I read Vernon's book this weekend. I could not put it down. Vernon describes how to create growth companies by building FANS! Not Customers with:
  • A unique and value-added MODEL
  • A persuasive and supporting CULTURE
  • Fanatical EXECUTION
From 1973 to 2007, Vernon led the growth of Commerce Bank from 1 to 440 stores with a 30+ year, 23% per year compounded shareholder return. Vernon says: "Give the customer legendary service, and one day your company will be a legend, too. BE ALL YOU CAN BE."

I will be telling everyone that I know to check out Republic Bank. And until further notice, everyone who joins the shall be getting a free copy of Vernon's book FANS! Not Customers - How to Create Growth Companies in a No Growth World. 

But to be totally honest, Vernon had me at loving dogs. 

And kids......they also love kids. <<<

Sunday, July 7, 2019

You CAN Go Home Again - You Never Left

I was born in Union City, New Jersey. Within months of my birth (I am told) we moved to Cedar Grove, New Jersey. We moved from "the city" to "the country" as that is what Cedar Grove was back in the day.

Here in the USA, the sixth grade is the sixth school year after kindergarten. Students in the sixth grade are usually either 11 or 12, though could be younger or older, if they are promoted (skip grades) or held back for not reaching a standard.

After a fire, the new Pompton Avenue School opened in April of 1961. Leonard R. Parks, who began his career in Cedar Grove as a manual training teacher, became the principal of Pompton Avenue School and eventually the district's first Superintendent of Schools. He retired in 1965 and the school was renamed in his honor.

When you are a kid, you were taught to memorize your phone number, your address, and where you went to school. 

My first phone number:  201-239-0213.
My first address: 45 Bowden Road, Cedar Grove, New Jersey.
My first school: Leonard R. Parks.

Because of a fire, my first school in the '60s was BRAND SPANKIN' NEW. And, we had a BRAND SPANKIN' NEW Public Library in town, too. Everything was state-of-the-art. It was a big deal.

6th grade was my last year of school in Cedar Grove. We moved to Boca Raton, Florida where I would enjoy my "Wonder Years" on the Intracostal Waterway, and Spanish River Park. But before we moved from New Jersey to Florida, I looked up Boca Raton at the Cedar Grove Public Library.

The city's name comes from boca de ratones, a Spanish term meaning "rat's mouth" that appeared on early maps and referred to hidden sharp-pointed rocks that gnawed or fretted ship's cables.

We are moving from Cedar Grove to some place with RATS???????

I'm not going!

I remember the Librarian at the Cedar Grove library calming me down. The Spanish word boca, or mouth, often describes an inlet, while raton means literally, mouse. 

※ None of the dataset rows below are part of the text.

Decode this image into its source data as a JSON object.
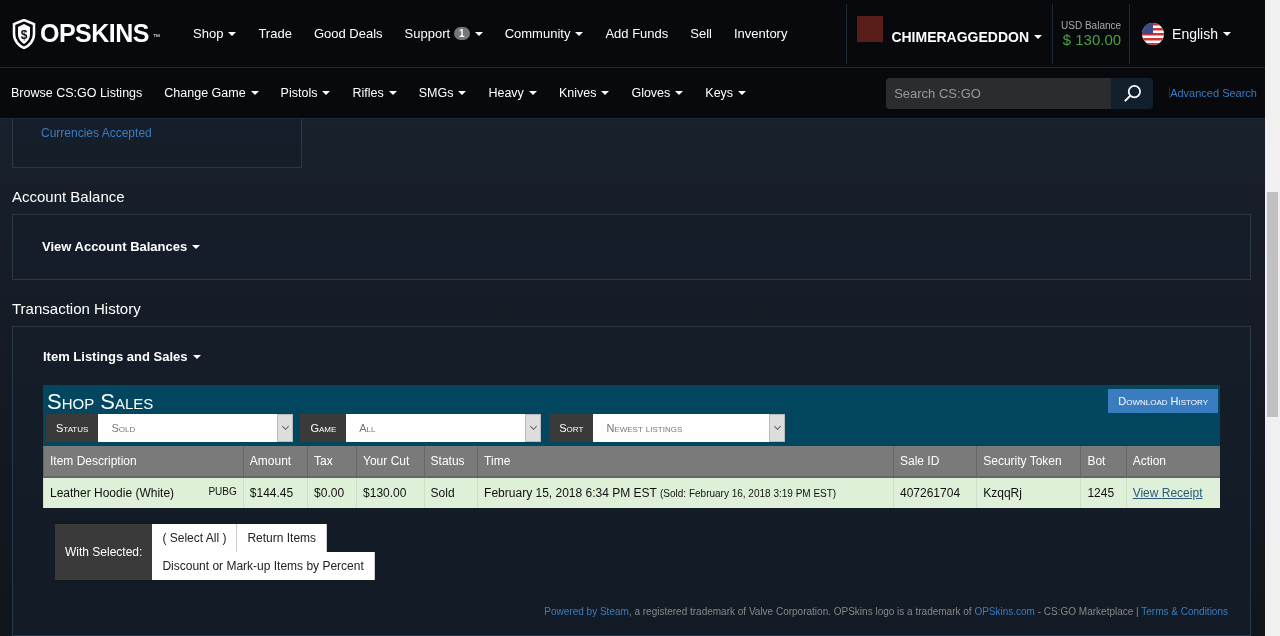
{
  "header": {
    "logo_symbol": "$",
    "logo": "OPSKINS",
    "trademark": "™",
    "nav": [
      {
        "label": "Shop",
        "dropdown": true
      },
      {
        "label": "Trade",
        "dropdown": false
      },
      {
        "label": "Good Deals",
        "dropdown": false
      },
      {
        "label": "Support",
        "dropdown": true,
        "badge": "1"
      },
      {
        "label": "Community",
        "dropdown": true
      },
      {
        "label": "Add Funds",
        "dropdown": false
      },
      {
        "label": "Sell",
        "dropdown": false
      },
      {
        "label": "Inventory",
        "dropdown": false
      }
    ],
    "username": "CHIMERAGGEDDON",
    "balance_label": "USD Balance",
    "balance": "$ 130.00",
    "language": "English"
  },
  "subnav": {
    "items": [
      {
        "label": "Browse CS:GO Listings",
        "dropdown": false
      },
      {
        "label": "Change Game",
        "dropdown": true
      },
      {
        "label": "Pistols",
        "dropdown": true
      },
      {
        "label": "Rifles",
        "dropdown": true
      },
      {
        "label": "SMGs",
        "dropdown": true
      },
      {
        "label": "Heavy",
        "dropdown": true
      },
      {
        "label": "Knives",
        "dropdown": true
      },
      {
        "label": "Gloves",
        "dropdown": true
      },
      {
        "label": "Keys",
        "dropdown": true
      }
    ],
    "search": {
      "placeholder": "Search CS:GO"
    },
    "advanced": "Advanced Search"
  },
  "currencies_link": "Currencies Accepted",
  "account_balance": {
    "heading": "Account Balance",
    "toggle": "View Account Balances"
  },
  "transactions": {
    "heading": "Transaction History",
    "toggle": "Item Listings and Sales",
    "shop_sales": {
      "title": "Shop Sales",
      "download": "Download History",
      "filters": [
        {
          "label": "Status",
          "value": "Sold"
        },
        {
          "label": "Game",
          "value": "All"
        },
        {
          "label": "Sort",
          "value": "Newest listings"
        }
      ],
      "columns": [
        "Item Description",
        "Amount",
        "Tax",
        "Your Cut",
        "Status",
        "Time",
        "Sale ID",
        "Security Token",
        "Bot",
        "Action"
      ],
      "rows": [
        {
          "item": "Leather Hoodie (White)",
          "game": "PUBG",
          "amount": "$144.45",
          "tax": "$0.00",
          "cut": "$130.00",
          "status": "Sold",
          "time": "February 15, 2018 6:34 PM EST",
          "sold": "(Sold: February 16, 2018 3:19 PM EST)",
          "sale_id": "407261704",
          "token": "KzqqRj",
          "bot": "1245",
          "action": "View Receipt"
        }
      ]
    },
    "with_selected": {
      "label": "With Selected:",
      "buttons": [
        "( Select All )",
        "Return Items",
        "Discount or Mark-up Items by Percent"
      ]
    }
  },
  "footer": {
    "link1": "Powered by Steam",
    "text1": ", a registered trademark of Valve Corporation. OPSkins logo is a trademark of ",
    "link2": "OPSkins.com",
    "text2": " - CS:GO Marketplace | ",
    "link3": "Terms & Conditions"
  }
}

As in Mickey Mouse. I remember the Librarian and my teachers telling me how lucky I was to be moving to Boca Raton, Florida. Not that far from Orlando. The Magic Kingdom Disney World opened October 1, 1971. I remember asking (begging?) to go to Disney World for my birthday: October 2nd. I remember getting my wish.

Ah yes, my first home was Cedar Grove, New Jersey. And then Boca Raton, Florida. In hindsight, Mom and Dad had it all on lock-down.

Yesterday my wife had a patient in Cedar Grove - and I drove her from Boonton Township, New Jersey (where we now live). I saw the old house. The Library. The School. The playgrounds. Wow, what a time capsule.

You CAN go home again - but everything is so much smaller than you remember it. Thank you Leonard R. Parks Elementary School. Thank you Cedar Grove Public Library. I find it interesting how much of our lives are connected to schools and learning.

Is this where the term "lifelong learning" comes from? The ongoing, voluntary, and self-motivated pursuit of knowledge for either personal or professional reasons. Yeah, lifelong learning. It enhances social inclusion, active citizenship, and personal development. I don't know if PHYSICAL schools or libraries will even exist in the future - but home is where the lifelong learning will always live.

The back of the house.... 50+ years later